One of the first major changes to TV advertising was the idea of sponsored programs. Businesses started sponsoring entire television programs that either directly or indirectly featured their products. Popular companies such as Kraft, Colgate, and GE were just a few of the big names taking advantage of this movement and sponsored programming. The content of the show was controlled by the sponsor with some exercising their control more than others.
As the 60s came along, sponsored programs started losing steam and businesses no longer wanted to spend the money on sponsoring an entire show. Scrambling and needing a solution to prevent the cancelation of their own show, Sylvester Weaver, an NBC exec, came up with a new approach to attract companies to pay for advertising on television. Instead of one business covering the costs for an entire show, Weaver pitched an idea to sell spots to businesses to advertise during the program breaks, paving the way to the establishment of commercials. Typically lasting between 30 to 60 seconds, this allowed a single program to have up to eighteen different sponsors! TV commercials reigned supreme for many years to come, until the launch of the Internet.

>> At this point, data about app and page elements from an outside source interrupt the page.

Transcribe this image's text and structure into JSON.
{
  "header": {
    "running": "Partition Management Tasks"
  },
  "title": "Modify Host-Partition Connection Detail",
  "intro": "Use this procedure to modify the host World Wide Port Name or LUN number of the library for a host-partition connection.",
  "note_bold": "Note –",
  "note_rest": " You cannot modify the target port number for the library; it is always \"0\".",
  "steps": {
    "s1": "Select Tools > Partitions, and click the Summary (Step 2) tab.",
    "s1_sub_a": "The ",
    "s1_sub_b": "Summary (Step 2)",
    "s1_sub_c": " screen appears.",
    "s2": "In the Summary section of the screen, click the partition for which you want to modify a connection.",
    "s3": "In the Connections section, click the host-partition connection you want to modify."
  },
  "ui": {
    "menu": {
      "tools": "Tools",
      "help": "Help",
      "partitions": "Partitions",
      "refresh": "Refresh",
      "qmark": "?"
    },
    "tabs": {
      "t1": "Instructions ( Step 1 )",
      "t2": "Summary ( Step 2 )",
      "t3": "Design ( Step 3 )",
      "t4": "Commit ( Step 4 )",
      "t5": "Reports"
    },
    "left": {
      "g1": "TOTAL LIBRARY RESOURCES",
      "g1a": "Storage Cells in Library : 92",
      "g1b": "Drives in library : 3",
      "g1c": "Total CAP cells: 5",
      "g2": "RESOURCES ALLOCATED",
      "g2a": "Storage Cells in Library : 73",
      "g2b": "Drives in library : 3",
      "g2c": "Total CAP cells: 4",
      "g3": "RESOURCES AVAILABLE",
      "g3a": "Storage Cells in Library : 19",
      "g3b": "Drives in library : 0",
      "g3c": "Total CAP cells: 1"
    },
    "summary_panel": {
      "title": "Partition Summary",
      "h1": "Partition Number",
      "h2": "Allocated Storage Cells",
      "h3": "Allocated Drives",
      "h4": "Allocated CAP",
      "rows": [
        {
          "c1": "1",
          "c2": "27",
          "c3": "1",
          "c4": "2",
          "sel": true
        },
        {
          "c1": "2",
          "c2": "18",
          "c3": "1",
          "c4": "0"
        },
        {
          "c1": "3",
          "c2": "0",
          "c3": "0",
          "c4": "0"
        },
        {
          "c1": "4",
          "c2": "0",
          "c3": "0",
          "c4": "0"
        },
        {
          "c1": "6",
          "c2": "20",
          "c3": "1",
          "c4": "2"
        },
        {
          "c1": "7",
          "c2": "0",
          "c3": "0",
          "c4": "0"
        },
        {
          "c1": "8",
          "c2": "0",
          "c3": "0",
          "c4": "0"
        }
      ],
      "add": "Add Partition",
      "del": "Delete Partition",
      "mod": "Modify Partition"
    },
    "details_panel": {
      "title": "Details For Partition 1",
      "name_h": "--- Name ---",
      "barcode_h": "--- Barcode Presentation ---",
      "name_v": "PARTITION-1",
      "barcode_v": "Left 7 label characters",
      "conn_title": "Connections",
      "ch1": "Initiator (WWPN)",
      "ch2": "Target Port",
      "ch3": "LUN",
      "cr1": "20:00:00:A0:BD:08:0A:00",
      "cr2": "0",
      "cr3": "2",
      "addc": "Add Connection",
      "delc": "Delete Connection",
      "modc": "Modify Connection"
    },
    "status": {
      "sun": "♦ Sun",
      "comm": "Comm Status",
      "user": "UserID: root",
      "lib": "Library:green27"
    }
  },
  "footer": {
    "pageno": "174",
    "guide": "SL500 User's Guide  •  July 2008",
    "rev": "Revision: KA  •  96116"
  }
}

In 2016, digital advertising took its place as the top advertising medium, well above television for the first time. With technology and the Internet expanding at exponential rates, there’s no telling how long the rise of digital will continue, but it’s predicted by year 2021 spending on TV advertising will make up less than one-third of client budgets. Teens, young adults, and even some of Generation X say they’re primarily using a streaming service to view programs. So, if video killed the radio star, does video face same fate at the hands of digital?